WASHINGTON, D.C. – U.S. Sen. Ted Cruz (R-Texas) today held a hearing, “Unlocking Cures for America’s Most Deadly Diseases,” in the Subcommittee on Space, Science, and Competitiveness. At the hearing, experts from across the field agreed that expanding federal research and making fundamental changes to the Food and Drug Administration (FDA) could lead to vast improvements in the lives of millions of Americans. The conversation focused on how bold and aggressive reforms that transform the FDA from a risk-averse gatekeeper to a cooperative collaborator with physicians and academics around the country will ultimately cure diseases and in some cases prevent them altogether.

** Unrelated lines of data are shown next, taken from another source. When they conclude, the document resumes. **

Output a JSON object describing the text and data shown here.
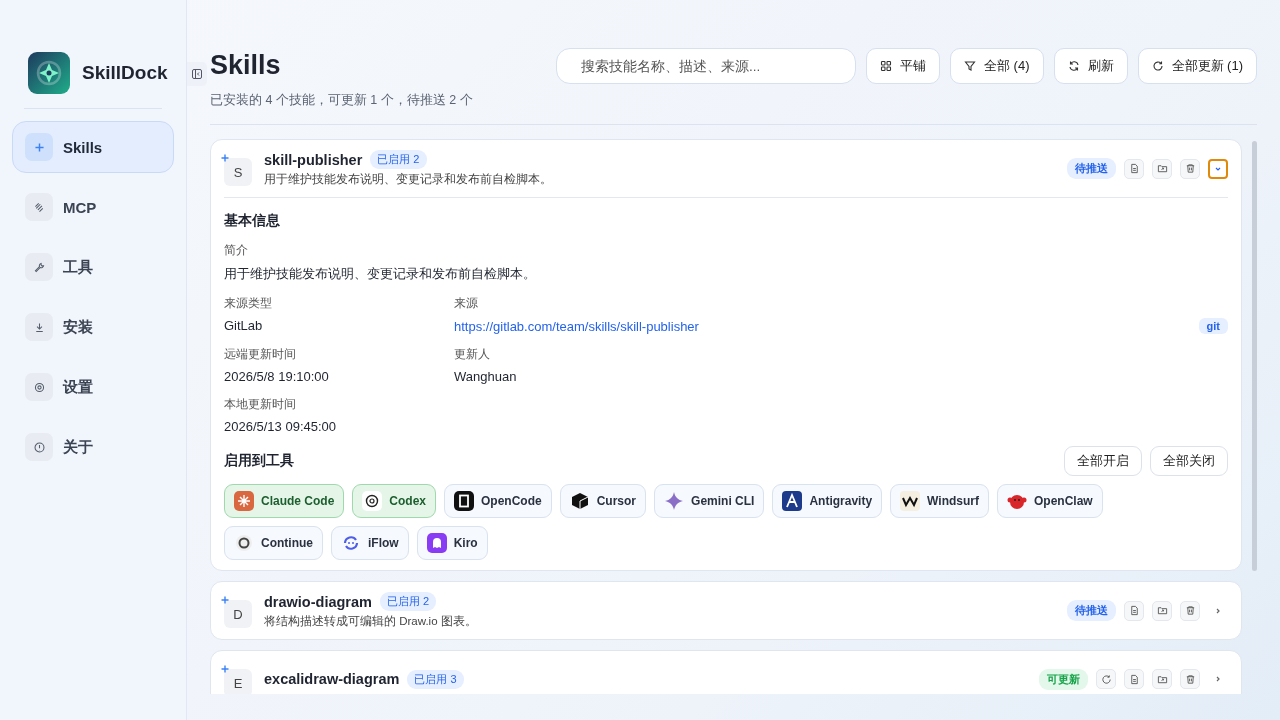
{
  "sidebar": {
    "app_name": "SkillDock",
    "items": [
      {
        "label": "Skills",
        "selected": true
      },
      {
        "label": "MCP",
        "selected": false
      },
      {
        "label": "工具",
        "selected": false
      },
      {
        "label": "安装",
        "selected": false
      },
      {
        "label": "设置",
        "selected": false
      },
      {
        "label": "关于",
        "selected": false
      }
    ]
  },
  "header": {
    "title": "Skills",
    "subtitle": "已安装的 4 个技能，可更新 1 个，待推送 2 个"
  },
  "toolbar": {
    "search": {
      "placeholder": "搜索技能名称、描述、来源..."
    },
    "buttons": [
      "平铺",
      "全部 (4)",
      "刷新",
      "全部更新 (1)"
    ]
  },
  "skills": [
    {
      "letter": "S",
      "name": "skill-publisher",
      "enabled_badge": "已启用 2",
      "description": "用于维护技能发布说明、变更记录和发布前自检脚本。",
      "status": {
        "kind": "push",
        "label": "待推送"
      },
      "can_update": false,
      "expanded": true,
      "details": {
        "section_title": "基本信息",
        "summary_label": "简介",
        "summary": "用于维护技能发布说明、变更记录和发布前自检脚本。",
        "fields": [
          {
            "label": "来源类型",
            "value": "GitLab",
            "kind": "text"
          },
          {
            "label": "来源",
            "value": "https://gitlab.com/team/skills/skill-publisher",
            "kind": "link",
            "tag": "git"
          },
          {
            "label": "远端更新时间",
            "value": "2026/5/8 19:10:00",
            "kind": "text"
          },
          {
            "label": "更新人",
            "value": "Wanghuan",
            "kind": "text"
          },
          {
            "label": "本地更新时间",
            "value": "2026/5/13 09:45:00",
            "kind": "text"
          }
        ],
        "tools_title": "启用到工具",
        "tools_buttons": [
          "全部开启",
          "全部关闭"
        ],
        "tools": [
          {
            "label": "Claude Code",
            "enabled": true
          },
          {
            "label": "Codex",
            "enabled": true
          },
          {
            "label": "OpenCode",
            "enabled": false
          },
          {
            "label": "Cursor",
            "enabled": false
          },
          {
            "label": "Gemini CLI",
            "enabled": false
          },
          {
            "label": "Antigravity",
            "enabled": false
          },
          {
            "label": "Windsurf",
            "enabled": false
          },
          {
            "label": "OpenClaw",
            "enabled": false
          },
          {
            "label": "Continue",
            "enabled": false
          },
          {
            "label": "iFlow",
            "enabled": false
          },
          {
            "label": "Kiro",
            "enabled": false
          }
        ]
      }
    },
    {
      "letter": "D",
      "name": "drawio-diagram",
      "enabled_badge": "已启用 2",
      "description": "将结构描述转成可编辑的 Draw.io 图表。",
      "status": {
        "kind": "push",
        "label": "待推送"
      },
      "can_update": false,
      "expanded": false
    },
    {
      "letter": "E",
      "name": "excalidraw-diagram",
      "enabled_badge": "已启用 3",
      "status": {
        "kind": "update",
        "label": "可更新"
      },
      "can_update": true,
      "expanded": false
    }
  ]
}
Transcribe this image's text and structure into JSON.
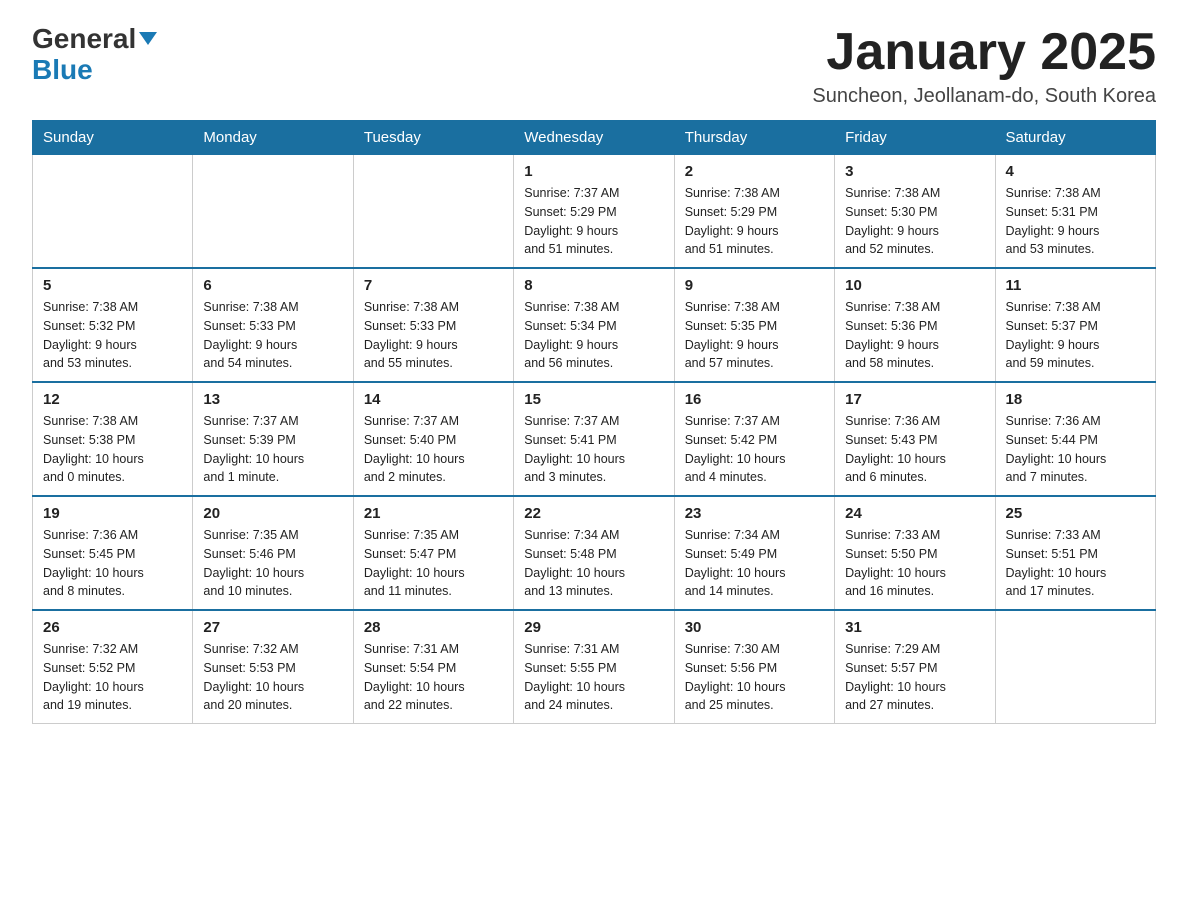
{
  "logo": {
    "text1": "General",
    "text2": "Blue"
  },
  "title": "January 2025",
  "subtitle": "Suncheon, Jeollanam-do, South Korea",
  "days_of_week": [
    "Sunday",
    "Monday",
    "Tuesday",
    "Wednesday",
    "Thursday",
    "Friday",
    "Saturday"
  ],
  "weeks": [
    [
      {
        "day": "",
        "info": ""
      },
      {
        "day": "",
        "info": ""
      },
      {
        "day": "",
        "info": ""
      },
      {
        "day": "1",
        "info": "Sunrise: 7:37 AM\nSunset: 5:29 PM\nDaylight: 9 hours\nand 51 minutes."
      },
      {
        "day": "2",
        "info": "Sunrise: 7:38 AM\nSunset: 5:29 PM\nDaylight: 9 hours\nand 51 minutes."
      },
      {
        "day": "3",
        "info": "Sunrise: 7:38 AM\nSunset: 5:30 PM\nDaylight: 9 hours\nand 52 minutes."
      },
      {
        "day": "4",
        "info": "Sunrise: 7:38 AM\nSunset: 5:31 PM\nDaylight: 9 hours\nand 53 minutes."
      }
    ],
    [
      {
        "day": "5",
        "info": "Sunrise: 7:38 AM\nSunset: 5:32 PM\nDaylight: 9 hours\nand 53 minutes."
      },
      {
        "day": "6",
        "info": "Sunrise: 7:38 AM\nSunset: 5:33 PM\nDaylight: 9 hours\nand 54 minutes."
      },
      {
        "day": "7",
        "info": "Sunrise: 7:38 AM\nSunset: 5:33 PM\nDaylight: 9 hours\nand 55 minutes."
      },
      {
        "day": "8",
        "info": "Sunrise: 7:38 AM\nSunset: 5:34 PM\nDaylight: 9 hours\nand 56 minutes."
      },
      {
        "day": "9",
        "info": "Sunrise: 7:38 AM\nSunset: 5:35 PM\nDaylight: 9 hours\nand 57 minutes."
      },
      {
        "day": "10",
        "info": "Sunrise: 7:38 AM\nSunset: 5:36 PM\nDaylight: 9 hours\nand 58 minutes."
      },
      {
        "day": "11",
        "info": "Sunrise: 7:38 AM\nSunset: 5:37 PM\nDaylight: 9 hours\nand 59 minutes."
      }
    ],
    [
      {
        "day": "12",
        "info": "Sunrise: 7:38 AM\nSunset: 5:38 PM\nDaylight: 10 hours\nand 0 minutes."
      },
      {
        "day": "13",
        "info": "Sunrise: 7:37 AM\nSunset: 5:39 PM\nDaylight: 10 hours\nand 1 minute."
      },
      {
        "day": "14",
        "info": "Sunrise: 7:37 AM\nSunset: 5:40 PM\nDaylight: 10 hours\nand 2 minutes."
      },
      {
        "day": "15",
        "info": "Sunrise: 7:37 AM\nSunset: 5:41 PM\nDaylight: 10 hours\nand 3 minutes."
      },
      {
        "day": "16",
        "info": "Sunrise: 7:37 AM\nSunset: 5:42 PM\nDaylight: 10 hours\nand 4 minutes."
      },
      {
        "day": "17",
        "info": "Sunrise: 7:36 AM\nSunset: 5:43 PM\nDaylight: 10 hours\nand 6 minutes."
      },
      {
        "day": "18",
        "info": "Sunrise: 7:36 AM\nSunset: 5:44 PM\nDaylight: 10 hours\nand 7 minutes."
      }
    ],
    [
      {
        "day": "19",
        "info": "Sunrise: 7:36 AM\nSunset: 5:45 PM\nDaylight: 10 hours\nand 8 minutes."
      },
      {
        "day": "20",
        "info": "Sunrise: 7:35 AM\nSunset: 5:46 PM\nDaylight: 10 hours\nand 10 minutes."
      },
      {
        "day": "21",
        "info": "Sunrise: 7:35 AM\nSunset: 5:47 PM\nDaylight: 10 hours\nand 11 minutes."
      },
      {
        "day": "22",
        "info": "Sunrise: 7:34 AM\nSunset: 5:48 PM\nDaylight: 10 hours\nand 13 minutes."
      },
      {
        "day": "23",
        "info": "Sunrise: 7:34 AM\nSunset: 5:49 PM\nDaylight: 10 hours\nand 14 minutes."
      },
      {
        "day": "24",
        "info": "Sunrise: 7:33 AM\nSunset: 5:50 PM\nDaylight: 10 hours\nand 16 minutes."
      },
      {
        "day": "25",
        "info": "Sunrise: 7:33 AM\nSunset: 5:51 PM\nDaylight: 10 hours\nand 17 minutes."
      }
    ],
    [
      {
        "day": "26",
        "info": "Sunrise: 7:32 AM\nSunset: 5:52 PM\nDaylight: 10 hours\nand 19 minutes."
      },
      {
        "day": "27",
        "info": "Sunrise: 7:32 AM\nSunset: 5:53 PM\nDaylight: 10 hours\nand 20 minutes."
      },
      {
        "day": "28",
        "info": "Sunrise: 7:31 AM\nSunset: 5:54 PM\nDaylight: 10 hours\nand 22 minutes."
      },
      {
        "day": "29",
        "info": "Sunrise: 7:31 AM\nSunset: 5:55 PM\nDaylight: 10 hours\nand 24 minutes."
      },
      {
        "day": "30",
        "info": "Sunrise: 7:30 AM\nSunset: 5:56 PM\nDaylight: 10 hours\nand 25 minutes."
      },
      {
        "day": "31",
        "info": "Sunrise: 7:29 AM\nSunset: 5:57 PM\nDaylight: 10 hours\nand 27 minutes."
      },
      {
        "day": "",
        "info": ""
      }
    ]
  ]
}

“It is my hope that the Committee will take this testimony and work together in a bipartisan manner to implement these transformational changes so that one day we can look to the American people and stand together to see these horrible diseases cured forever,” Sen. Cruz said after the hearing. “Right now, our nation collectively spends trillions of dollars in treatments and still million Americans continue to suffer. If we devote more resources and time on the front end to incentivize a cure, this could lead to revolutionary impacts for future generations. I think this hearing underscored exactly that potential.”
View the full hearing here. View Sen. Cruz’s opening statement above and see transcript below:
“We’re here today to discuss an issue that is important to every one of us. We’re here today to discuss cures—cures to life threatening diseases, cures to diseases that devastate the lives of millions. We’re here today to discuss what we’re doing well and what we could be doing better to open new frontiers.
“The United States has led the world in path-breaking medical research, and yet there’s far more we could be doing.
“In the year 2015, it’s estimated almost six-hundred-thousand Americans face cancer. Another 700,000 with Alzheimer’s disease are expected to die this year. Nearly 500,000 people in the United States suffer from the effect of Parkinson’s disease. Seven hundred ninety-five thousand suffer strokes each year. Twenty-five point eight million people are afflicted with diabetes. And 95 percent of other rare diseases currently have no recognized treatments or cures, leaving most of the 30 million patients afflicted by them with few or no options.
“The path to achieving medical breakthroughs in cures is law and capital-intensive. Yet often it seems when it comes to medical research that we’re penny-wise and pound-foolish, that we pay billions or trillions on the back end, dealing with the consequences of horrific diseases rather than investing and creating the incentives on the front end to cure these diseases once and for all.
“The average cost to get a single drug approved by the FDA can cost between one and two billion dollars. In addition, the regulatory burdens and bureaucratic unpredictability slows the ability of innovators to create new cures. Regulatory burdens and uncertainty is also having an effect on private investment.
“In 2011, the National Venture Capital Association issued a report confirming that U.S. venture capitalists are reducing their investments in biotechnology and medical device companies and are shifting their focus overseas to Europe and Asia primarily due to the persistent regulatory obstacles at the FDA.
“Despite these daunting and persistent challenges, I continue to believe that incredible American ingenuity still has the power to fuel a revolution and to open medical breakthroughs.
“As former FDA Commissioner Andrew von Eschenback has stated, ‘We stand on the cusp of a revolution in healthcare. Advances in molecular medicine will allow us to develop powerful new treatments that can cure, or even prevent, diseases like Alzheimer’s and cancer.’
“As we begin a discussion this morning on how we can unlock cures for America’s most deadly diseases, we’ll take a global look in examining how the American regulatory system compares with the rest of the world, and how incentives can change so that in the coming years we have more and more breakthroughs, rather than less and less bureaucratic inertia.
“Whether it’s increased federal funding through direct medical research, whether it’s using tools, such as prize competitions, whether it’s intellectual property reform, or easing the burdens for approving new drugs and medical devices; all of those are steps that are going to have to be examined closely if we’re going to take major steps toward new cures.
“American poet, Robert Frost, once stated that, ‘Freedom lies in being bold.’ That’s the approach all of us hope that we take. And it is in that spirit that I welcome our panel of distinguished experts and friends to engage in a discussion of creating bold solutions that will enable medical discoveries to cure and prevent deadly diseases.”